When Dave Kurr was a kid exploring the hills north of Prescott with his friends, he was bummed out when they would find arrowheads and he never did.
It took him until he was 43 years old to find an Indian artifact, but he’s made up for it by finding an amazingly rare ceramic jar on the Prescott National Forest.
And instead of keeping it to show his friends, he chose to do the right thing by leaving it where it was and reporting it to archaeologists, so everyone could learn more about the people who created it.
“It’s not going to do me any good in my house,” Kurr said. “I thought it would be more beneficial to them.”
Kurr found an intact clay jar used by the Yavapai people long ago. Realizing that the location of an artifact is important to understanding it, he photographed it, marked its coordinates on his GPS and left it in place.
Then he looked around on the Internet to find an archaeologist he could tell about his find. He located Kelley Ann Hays-Gilpin, an expert on Northern Arizona pottery who teaches archaeology at Northern Arizona University and is chair of anthropology at the Museum of Northern Arizona.

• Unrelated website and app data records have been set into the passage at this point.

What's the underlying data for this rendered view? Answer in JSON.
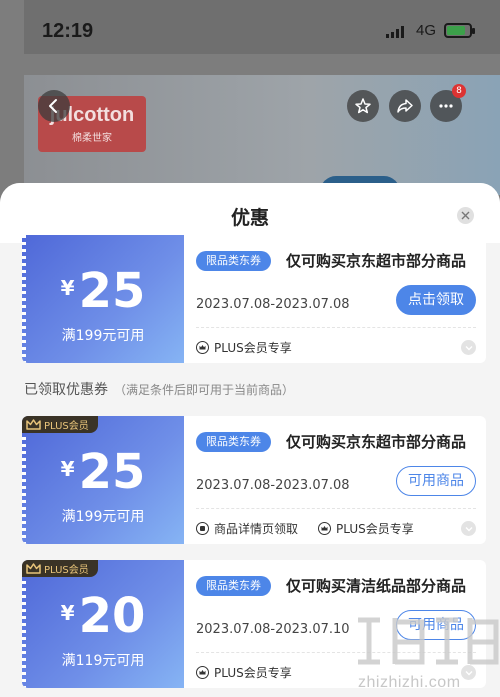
{
  "status_bar": {
    "time": "12:19",
    "network": "4G"
  },
  "background": {
    "brand_logo_text": "julcotton",
    "brand_logo_sub": "棉柔世家",
    "notification_count": "8"
  },
  "sheet": {
    "title": "优惠",
    "claimed_section_label": "已领取优惠券",
    "claimed_section_hint": "（满足条件后即可用于当前商品）"
  },
  "coupons": [
    {
      "currency": "¥",
      "amount": "25",
      "condition": "满199元可用",
      "tag": "限品类东券",
      "description": "仅可购买京东超市部分商品",
      "date_range": "2023.07.08-2023.07.08",
      "action_label": "点击领取",
      "plus_label": "PLUS会员专享"
    },
    {
      "plus_badge": "PLUS会员",
      "currency": "¥",
      "amount": "25",
      "condition": "满199元可用",
      "tag": "限品类东券",
      "description": "仅可购买京东超市部分商品",
      "date_range": "2023.07.08-2023.07.08",
      "action_label": "可用商品",
      "source_label": "商品详情页领取",
      "plus_label": "PLUS会员专享"
    },
    {
      "plus_badge": "PLUS会员",
      "currency": "¥",
      "amount": "20",
      "condition": "满119元可用",
      "tag": "限品类东券",
      "description": "仅可购买清洁纸品部分商品",
      "date_range": "2023.07.08-2023.07.10",
      "action_label": "可用商品",
      "plus_label": "PLUS会员专享"
    }
  ],
  "watermark": {
    "text": "zhizhizhi.com"
  },
  "colors": {
    "accent": "#4d86e8",
    "coupon_gradient_start": "#4f68d8",
    "coupon_gradient_end": "#86b4f4",
    "plus_gold": "#e8c47a"
  }
}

“He’s an angel, because he did the right thing,” Hays-Gilpin said. “He’s just been so generous.
“He just knew that was for everybody, and for the Yavapai descendants.”
But Kurr had no idea just how rare the jar is.
It’s called a Tizon Wiped jar, and only a handful are known to exist.
“It doesn’t get much rarer than that,” Hays-Gilpin said.
It’s probably the first time someone has found something like this on the Prescott National Forest and turned it in.
“To find one pretty much whole is phenomenal,” said Elaine Zamora, an archaeologist on the Prescott National Forest who helped relocate the jar and bring it to the forest offices in Prescott. “It’s a thrill to see it.”
Kurr, now a resident of Scottsdale, was geocaching near the Pine Mountain Wilderness Area when he found the jar. Geocaching is like a treasure hunt in which one person hides a container in a remote area and puts the GPS coordinates online, then others try to find it.
So Kurr was walking off-trail where few people travel, looking in places that few people look. He had hiked 11 miles when he thought he might have found the geocache he was seeking, under a rock overhang.
Instead, he found an earthen jar that a Yavapai Indian had left there perhaps centuries ago.
“I just knew it was clay, and it was old,” Kurr said. “And I couldn’t believe how thin it was.
“If I would not have been looking for a geocache, I never would have found it.”
It was in the perfect spot to weather the ages, archaeologists said.
“It was well protected from the elements, or we would have found a bunch of pieces,” Zamora said. “Someone stashed it there. They probably intended to come back to get it.” Hays-Gilpin agreed.
“Somebody protected it by putting it in those rocks… but they didn’t come back,” she said.
When Kurr recently brought his children and other family members to see the jar at the Prescott National Forest office, they pondered who might have left the jar in the rocks so many years ago.
“I’d just love to know the story behind it,” Kurr’s wife, Jennifer, said.
“I think it’s the coolest thing ever,” said Kurr’s sister Carolyn, who still lives in Prescott. “It just has such presence.”
A bedrock food-grinding site is not far away from the spot where the jar was sitting, so it’s possible that someone was storing food they had ground up nearby. Or, they might have been storing berries or water they collected.
Judging by all the soot on it, someone might have been using it for cooking, too, Zamora said. The context of the site might eventually help experts narrow the possibilities.
No good dating methods exist for the jar itself, Hays-Gilpin said. It could date anywhere from about 1400 to 1890.
“This was everyday pottery for the Yavapai people,” Hays-Gilpin said. “Every Yavapai family had a couple of those.
“We know the Yavapai made and used that kind of pottery for hundreds of years, but there are not very many intact.”
That’s because the jars are so fragile, and the Yavapai people were hunter-gatherers who moved around a lot.
It’s called a “wiped” jar because its maker wiped or scraped it with something like coarse grass or a corncob while it was still wet, Hays-Gilpin explained. That would help thin the walls evenly, provide a texture for easy gripping, and protect it against abrasion and thermal shock from repeated heating during cooking.
It’s the first Tizon Wiped jar Hays-Gilpin has ever seen, and she is highly impressed at how skilled its maker was at shaping and firing it.
“It’s amazing,” she said. “It’s just beautiful. It’s plain, but it has a very elegant shape.
“To me, it’s a marvel of engineering.”